Nothing other than an exact copy of the records should be returned.

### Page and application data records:
______
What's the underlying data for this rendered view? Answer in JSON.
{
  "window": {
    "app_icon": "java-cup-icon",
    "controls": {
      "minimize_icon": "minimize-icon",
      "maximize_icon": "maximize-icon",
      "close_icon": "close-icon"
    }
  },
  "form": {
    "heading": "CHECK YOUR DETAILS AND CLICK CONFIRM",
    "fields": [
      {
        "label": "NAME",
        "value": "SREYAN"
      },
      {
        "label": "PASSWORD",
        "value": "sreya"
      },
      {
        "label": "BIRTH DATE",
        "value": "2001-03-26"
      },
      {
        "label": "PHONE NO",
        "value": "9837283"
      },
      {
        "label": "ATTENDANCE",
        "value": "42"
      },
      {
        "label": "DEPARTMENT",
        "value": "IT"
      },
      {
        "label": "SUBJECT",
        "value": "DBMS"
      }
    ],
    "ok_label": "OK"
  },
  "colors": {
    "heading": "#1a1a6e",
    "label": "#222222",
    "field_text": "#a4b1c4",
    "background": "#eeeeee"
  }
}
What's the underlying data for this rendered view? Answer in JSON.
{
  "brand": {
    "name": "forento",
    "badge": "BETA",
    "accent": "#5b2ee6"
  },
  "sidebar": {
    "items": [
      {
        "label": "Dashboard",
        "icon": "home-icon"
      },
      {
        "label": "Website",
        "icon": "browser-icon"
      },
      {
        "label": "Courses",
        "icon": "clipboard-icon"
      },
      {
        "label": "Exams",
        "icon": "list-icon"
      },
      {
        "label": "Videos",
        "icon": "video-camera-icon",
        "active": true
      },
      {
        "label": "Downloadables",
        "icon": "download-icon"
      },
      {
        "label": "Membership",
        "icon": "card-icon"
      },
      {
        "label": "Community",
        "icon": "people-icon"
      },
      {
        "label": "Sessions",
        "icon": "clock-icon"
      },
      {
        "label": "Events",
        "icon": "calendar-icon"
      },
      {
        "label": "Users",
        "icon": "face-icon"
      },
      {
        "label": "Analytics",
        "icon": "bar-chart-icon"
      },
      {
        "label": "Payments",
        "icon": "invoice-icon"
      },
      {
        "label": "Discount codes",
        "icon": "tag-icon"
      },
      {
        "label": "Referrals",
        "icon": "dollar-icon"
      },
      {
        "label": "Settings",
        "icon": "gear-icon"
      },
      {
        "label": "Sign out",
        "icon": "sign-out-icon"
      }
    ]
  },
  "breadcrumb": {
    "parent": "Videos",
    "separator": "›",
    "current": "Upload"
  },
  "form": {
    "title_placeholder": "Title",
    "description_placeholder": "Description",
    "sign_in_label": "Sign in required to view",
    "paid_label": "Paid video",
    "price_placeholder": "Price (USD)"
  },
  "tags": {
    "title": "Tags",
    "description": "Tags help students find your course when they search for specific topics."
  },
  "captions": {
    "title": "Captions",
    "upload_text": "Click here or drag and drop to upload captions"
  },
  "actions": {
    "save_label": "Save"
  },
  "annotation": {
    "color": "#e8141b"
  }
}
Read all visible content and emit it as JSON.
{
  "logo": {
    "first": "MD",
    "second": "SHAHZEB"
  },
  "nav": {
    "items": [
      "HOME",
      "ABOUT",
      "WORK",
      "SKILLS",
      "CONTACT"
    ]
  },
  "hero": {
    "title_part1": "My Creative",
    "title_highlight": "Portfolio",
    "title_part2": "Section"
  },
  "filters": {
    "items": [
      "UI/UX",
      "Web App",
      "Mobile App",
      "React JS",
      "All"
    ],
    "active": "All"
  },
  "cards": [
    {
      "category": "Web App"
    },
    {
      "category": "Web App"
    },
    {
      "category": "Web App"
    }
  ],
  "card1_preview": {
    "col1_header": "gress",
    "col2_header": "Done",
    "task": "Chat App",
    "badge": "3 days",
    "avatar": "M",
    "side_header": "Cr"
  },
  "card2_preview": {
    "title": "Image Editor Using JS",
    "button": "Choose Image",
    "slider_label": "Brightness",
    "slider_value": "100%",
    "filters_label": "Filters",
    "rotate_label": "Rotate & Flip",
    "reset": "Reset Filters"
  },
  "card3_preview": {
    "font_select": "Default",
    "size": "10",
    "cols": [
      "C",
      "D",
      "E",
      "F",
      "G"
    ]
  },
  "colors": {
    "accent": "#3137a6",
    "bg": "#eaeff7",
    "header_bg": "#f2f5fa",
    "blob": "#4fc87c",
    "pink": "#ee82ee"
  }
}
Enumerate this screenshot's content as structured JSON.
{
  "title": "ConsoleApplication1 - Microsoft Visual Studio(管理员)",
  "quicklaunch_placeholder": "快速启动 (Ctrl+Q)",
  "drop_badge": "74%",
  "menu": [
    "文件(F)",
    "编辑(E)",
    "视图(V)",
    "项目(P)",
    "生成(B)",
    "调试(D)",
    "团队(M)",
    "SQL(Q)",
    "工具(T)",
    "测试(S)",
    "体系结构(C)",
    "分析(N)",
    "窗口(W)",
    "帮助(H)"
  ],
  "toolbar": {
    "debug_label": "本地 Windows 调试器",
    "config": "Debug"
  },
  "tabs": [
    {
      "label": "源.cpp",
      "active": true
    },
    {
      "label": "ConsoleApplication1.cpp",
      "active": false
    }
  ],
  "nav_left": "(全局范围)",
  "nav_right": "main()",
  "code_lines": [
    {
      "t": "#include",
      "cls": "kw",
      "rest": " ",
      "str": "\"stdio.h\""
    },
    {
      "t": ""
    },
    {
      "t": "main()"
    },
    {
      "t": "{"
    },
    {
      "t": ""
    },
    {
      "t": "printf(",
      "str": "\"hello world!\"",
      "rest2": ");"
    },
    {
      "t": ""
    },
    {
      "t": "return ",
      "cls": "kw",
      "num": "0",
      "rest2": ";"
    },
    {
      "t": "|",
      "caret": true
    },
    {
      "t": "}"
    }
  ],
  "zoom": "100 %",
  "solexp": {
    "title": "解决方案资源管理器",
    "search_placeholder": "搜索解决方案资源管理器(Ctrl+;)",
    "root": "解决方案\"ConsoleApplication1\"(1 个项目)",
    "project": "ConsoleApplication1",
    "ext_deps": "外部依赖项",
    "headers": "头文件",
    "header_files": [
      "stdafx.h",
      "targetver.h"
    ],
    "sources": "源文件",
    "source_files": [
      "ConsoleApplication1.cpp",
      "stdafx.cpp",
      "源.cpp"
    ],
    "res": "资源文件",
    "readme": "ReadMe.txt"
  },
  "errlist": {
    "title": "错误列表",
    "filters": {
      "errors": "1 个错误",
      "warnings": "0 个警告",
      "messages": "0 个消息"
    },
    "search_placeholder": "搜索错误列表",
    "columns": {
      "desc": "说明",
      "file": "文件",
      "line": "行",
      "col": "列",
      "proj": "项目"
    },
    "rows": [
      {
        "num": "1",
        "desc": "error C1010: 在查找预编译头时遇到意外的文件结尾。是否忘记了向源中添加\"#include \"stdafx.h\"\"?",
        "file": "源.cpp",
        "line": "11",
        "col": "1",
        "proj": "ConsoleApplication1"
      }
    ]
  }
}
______
### FINISHED TASK:
What's the underlying data for this rendered view? Answer in JSON.
{
  "window": {
    "app_icon": "java-cup-icon",
    "controls": {
      "minimize_icon": "minimize-icon",
      "maximize_icon": "maximize-icon",
      "close_icon": "close-icon"
    }
  },
  "form": {
    "heading": "CHECK YOUR DETAILS AND CLICK CONFIRM",
    "fields": [
      {
        "label": "NAME",
        "value": "SREYAN"
      },
      {
        "label": "PASSWORD",
        "value": "sreya"
      },
      {
        "label": "BIRTH DATE",
        "value": "2001-03-26"
      },
      {
        "label": "PHONE NO",
        "value": "9837283"
      },
      {
        "label": "ATTENDANCE",
        "value": "42"
      },
      {
        "label": "DEPARTMENT",
        "value": "IT"
      },
      {
        "label": "SUBJECT",
        "value": "DBMS"
      }
    ],
    "ok_label": "OK"
  },
  "colors": {
    "heading": "#1a1a6e",
    "label": "#222222",
    "field_text": "#a4b1c4",
    "background": "#eeeeee"
  }
}
What's the underlying data for this rendered view? Answer in JSON.
{
  "brand": {
    "name": "forento",
    "badge": "BETA",
    "accent": "#5b2ee6"
  },
  "sidebar": {
    "items": [
      {
        "label": "Dashboard",
        "icon": "home-icon"
      },
      {
        "label": "Website",
        "icon": "browser-icon"
      },
      {
        "label": "Courses",
        "icon": "clipboard-icon"
      },
      {
        "label": "Exams",
        "icon": "list-icon"
      },
      {
        "label": "Videos",
        "icon": "video-camera-icon",
        "active": true
      },
      {
        "label": "Downloadables",
        "icon": "download-icon"
      },
      {
        "label": "Membership",
        "icon": "card-icon"
      },
      {
        "label": "Community",
        "icon": "people-icon"
      },
      {
        "label": "Sessions",
        "icon": "clock-icon"
      },
      {
        "label": "Events",
        "icon": "calendar-icon"
      },
      {
        "label": "Users",
        "icon": "face-icon"
      },
      {
        "label": "Analytics",
        "icon": "bar-chart-icon"
      },
      {
        "label": "Payments",
        "icon": "invoice-icon"
      },
      {
        "label": "Discount codes",
        "icon": "tag-icon"
      },
      {
        "label": "Referrals",
        "icon": "dollar-icon"
      },
      {
        "label": "Settings",
        "icon": "gear-icon"
      },
      {
        "label": "Sign out",
        "icon": "sign-out-icon"
      }
    ]
  },
  "breadcrumb": {
    "parent": "Videos",
    "separator": "›",
    "current": "Upload"
  },
  "form": {
    "title_placeholder": "Title",
    "description_placeholder": "Description",
    "sign_in_label": "Sign in required to view",
    "paid_label": "Paid video",
    "price_placeholder": "Price (USD)"
  },
  "tags": {
    "title": "Tags",
    "description": "Tags help students find your course when they search for specific topics."
  },
  "captions": {
    "title": "Captions",
    "upload_text": "Click here or drag and drop to upload captions"
  },
  "actions": {
    "save_label": "Save"
  },
  "annotation": {
    "color": "#e8141b"
  }
}
Read all visible content and emit it as JSON.
{
  "logo": {
    "first": "MD",
    "second": "SHAHZEB"
  },
  "nav": {
    "items": [
      "HOME",
      "ABOUT",
      "WORK",
      "SKILLS",
      "CONTACT"
    ]
  },
  "hero": {
    "title_part1": "My Creative",
    "title_highlight": "Portfolio",
    "title_part2": "Section"
  },
  "filters": {
    "items": [
      "UI/UX",
      "Web App",
      "Mobile App",
      "React JS",
      "All"
    ],
    "active": "All"
  },
  "cards": [
    {
      "category": "Web App"
    },
    {
      "category": "Web App"
    },
    {
      "category": "Web App"
    }
  ],
  "card1_preview": {
    "col1_header": "gress",
    "col2_header": "Done",
    "task": "Chat App",
    "badge": "3 days",
    "avatar": "M",
    "side_header": "Cr"
  },
  "card2_preview": {
    "title": "Image Editor Using JS",
    "button": "Choose Image",
    "slider_label": "Brightness",
    "slider_value": "100%",
    "filters_label": "Filters",
    "rotate_label": "Rotate & Flip",
    "reset": "Reset Filters"
  },
  "card3_preview": {
    "font_select": "Default",
    "size": "10",
    "cols": [
      "C",
      "D",
      "E",
      "F",
      "G"
    ]
  },
  "colors": {
    "accent": "#3137a6",
    "bg": "#eaeff7",
    "header_bg": "#f2f5fa",
    "blob": "#4fc87c",
    "pink": "#ee82ee"
  }
}
Enumerate this screenshot's content as structured JSON.
{
  "title": "ConsoleApplication1 - Microsoft Visual Studio(管理员)",
  "quicklaunch_placeholder": "快速启动 (Ctrl+Q)",
  "drop_badge": "74%",
  "menu": [
    "文件(F)",
    "编辑(E)",
    "视图(V)",
    "项目(P)",
    "生成(B)",
    "调试(D)",
    "团队(M)",
    "SQL(Q)",
    "工具(T)",
    "测试(S)",
    "体系结构(C)",
    "分析(N)",
    "窗口(W)",
    "帮助(H)"
  ],
  "toolbar": {
    "debug_label": "本地 Windows 调试器",
    "config": "Debug"
  },
  "tabs": [
    {
      "label": "源.cpp",
      "active": true
    },
    {
      "label": "ConsoleApplication1.cpp",
      "active": false
    }
  ],
  "nav_left": "(全局范围)",
  "nav_right": "main()",
  "code_lines": [
    {
      "t": "#include",
      "cls": "kw",
      "rest": " ",
      "str": "\"stdio.h\""
    },
    {
      "t": ""
    },
    {
      "t": "main()"
    },
    {
      "t": "{"
    },
    {
      "t": ""
    },
    {
      "t": "printf(",
      "str": "\"hello world!\"",
      "rest2": ");"
    },
    {
      "t": ""
    },
    {
      "t": "return ",
      "cls": "kw",
      "num": "0",
      "rest2": ";"
    },
    {
      "t": "|",
      "caret": true
    },
    {
      "t": "}"
    }
  ],
  "zoom": "100 %",
  "solexp": {
    "title": "解决方案资源管理器",
    "search_placeholder": "搜索解决方案资源管理器(Ctrl+;)",
    "root": "解决方案\"ConsoleApplication1\"(1 个项目)",
    "project": "ConsoleApplication1",
    "ext_deps": "外部依赖项",
    "headers": "头文件",
    "header_files": [
      "stdafx.h",
      "targetver.h"
    ],
    "sources": "源文件",
    "source_files": [
      "ConsoleApplication1.cpp",
      "stdafx.cpp",
      "源.cpp"
    ],
    "res": "资源文件",
    "readme": "ReadMe.txt"
  },
  "errlist": {
    "title": "错误列表",
    "filters": {
      "errors": "1 个错误",
      "warnings": "0 个警告",
      "messages": "0 个消息"
    },
    "search_placeholder": "搜索错误列表",
    "columns": {
      "desc": "说明",
      "file": "文件",
      "line": "行",
      "col": "列",
      "proj": "项目"
    },
    "rows": [
      {
        "num": "1",
        "desc": "error C1010: 在查找预编译头时遇到意外的文件结尾。是否忘记了向源中添加\"#include \"stdafx.h\"\"?",
        "file": "源.cpp",
        "line": "11",
        "col": "1",
        "proj": "ConsoleApplication1"
      }
    ]
  }
}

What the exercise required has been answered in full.